→ GOAL OF THE EXERCISE
Leaving out all pictures, return the records word for word.

→ Interface dataset entries
______________________________

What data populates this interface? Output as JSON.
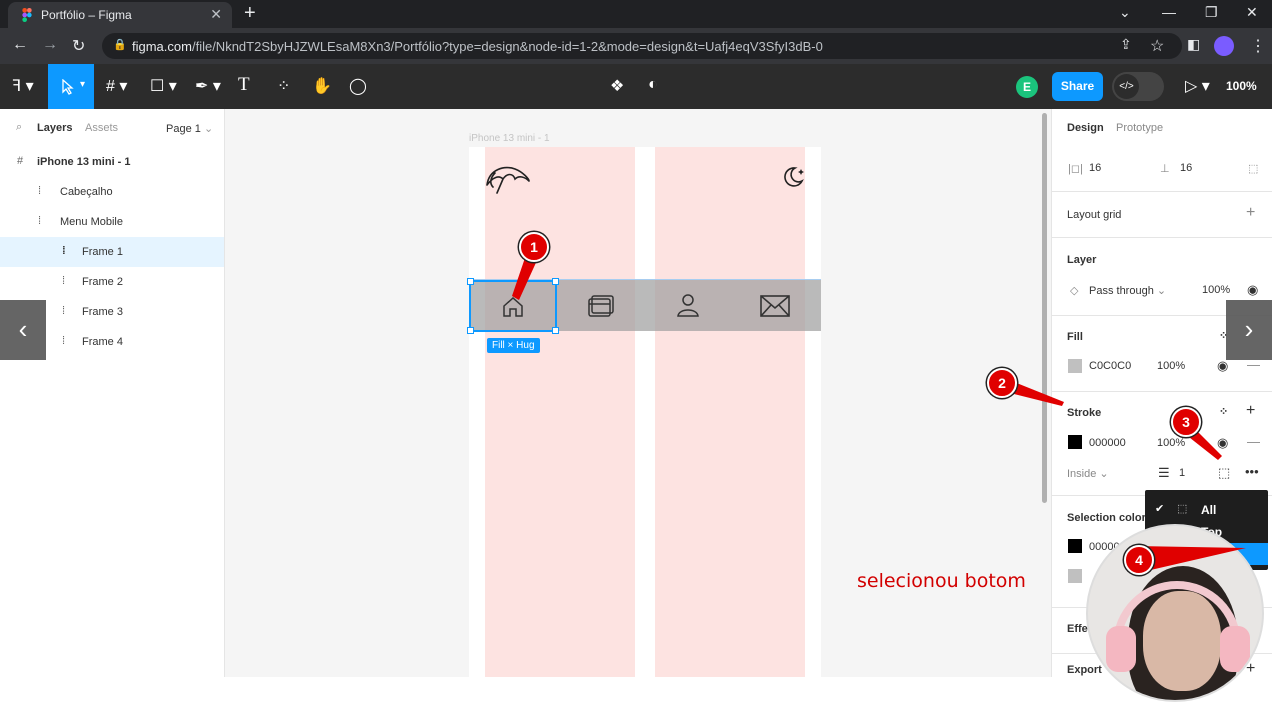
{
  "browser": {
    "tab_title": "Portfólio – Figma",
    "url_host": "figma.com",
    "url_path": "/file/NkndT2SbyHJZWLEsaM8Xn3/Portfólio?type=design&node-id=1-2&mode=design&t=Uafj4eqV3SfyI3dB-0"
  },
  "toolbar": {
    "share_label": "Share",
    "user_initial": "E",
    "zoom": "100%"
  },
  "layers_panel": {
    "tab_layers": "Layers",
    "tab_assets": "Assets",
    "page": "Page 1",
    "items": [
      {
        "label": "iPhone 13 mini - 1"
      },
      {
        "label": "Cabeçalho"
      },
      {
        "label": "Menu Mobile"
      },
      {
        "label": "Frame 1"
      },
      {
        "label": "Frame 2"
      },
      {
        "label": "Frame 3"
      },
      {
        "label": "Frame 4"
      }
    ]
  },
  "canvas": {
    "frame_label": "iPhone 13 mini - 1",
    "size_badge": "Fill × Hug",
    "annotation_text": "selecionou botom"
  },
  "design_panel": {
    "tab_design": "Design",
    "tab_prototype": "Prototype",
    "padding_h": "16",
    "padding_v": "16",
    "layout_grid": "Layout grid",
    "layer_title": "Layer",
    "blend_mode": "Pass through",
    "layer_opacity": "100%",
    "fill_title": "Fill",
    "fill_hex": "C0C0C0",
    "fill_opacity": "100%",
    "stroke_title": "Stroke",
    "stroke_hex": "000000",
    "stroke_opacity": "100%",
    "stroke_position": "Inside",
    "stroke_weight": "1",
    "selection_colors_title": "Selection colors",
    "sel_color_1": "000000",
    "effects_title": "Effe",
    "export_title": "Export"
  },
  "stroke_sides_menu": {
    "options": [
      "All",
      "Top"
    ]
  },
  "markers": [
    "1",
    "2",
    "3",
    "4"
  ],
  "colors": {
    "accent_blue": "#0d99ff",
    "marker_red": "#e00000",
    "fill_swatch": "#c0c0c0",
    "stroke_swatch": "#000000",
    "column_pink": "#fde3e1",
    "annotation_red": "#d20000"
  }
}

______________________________

→ SOLVED PROBLEM
What data populates this interface? Output as JSON.
{
  "browser": {
    "tab_title": "Portfólio – Figma",
    "url_host": "figma.com",
    "url_path": "/file/NkndT2SbyHJZWLEsaM8Xn3/Portfólio?type=design&node-id=1-2&mode=design&t=Uafj4eqV3SfyI3dB-0"
  },
  "toolbar": {
    "share_label": "Share",
    "user_initial": "E",
    "zoom": "100%"
  },
  "layers_panel": {
    "tab_layers": "Layers",
    "tab_assets": "Assets",
    "page": "Page 1",
    "items": [
      {
        "label": "iPhone 13 mini - 1"
      },
      {
        "label": "Cabeçalho"
      },
      {
        "label": "Menu Mobile"
      },
      {
        "label": "Frame 1"
      },
      {
        "label": "Frame 2"
      },
      {
        "label": "Frame 3"
      },
      {
        "label": "Frame 4"
      }
    ]
  },
  "canvas": {
    "frame_label": "iPhone 13 mini - 1",
    "size_badge": "Fill × Hug",
    "annotation_text": "selecionou botom"
  },
  "design_panel": {
    "tab_design": "Design",
    "tab_prototype": "Prototype",
    "padding_h": "16",
    "padding_v": "16",
    "layout_grid": "Layout grid",
    "layer_title": "Layer",
    "blend_mode": "Pass through",
    "layer_opacity": "100%",
    "fill_title": "Fill",
    "fill_hex": "C0C0C0",
    "fill_opacity": "100%",
    "stroke_title": "Stroke",
    "stroke_hex": "000000",
    "stroke_opacity": "100%",
    "stroke_position": "Inside",
    "stroke_weight": "1",
    "selection_colors_title": "Selection colors",
    "sel_color_1": "000000",
    "effects_title": "Effe",
    "export_title": "Export"
  },
  "stroke_sides_menu": {
    "options": [
      "All",
      "Top"
    ]
  },
  "markers": [
    "1",
    "2",
    "3",
    "4"
  ],
  "colors": {
    "accent_blue": "#0d99ff",
    "marker_red": "#e00000",
    "fill_swatch": "#c0c0c0",
    "stroke_swatch": "#000000",
    "column_pink": "#fde3e1",
    "annotation_red": "#d20000"
  }
}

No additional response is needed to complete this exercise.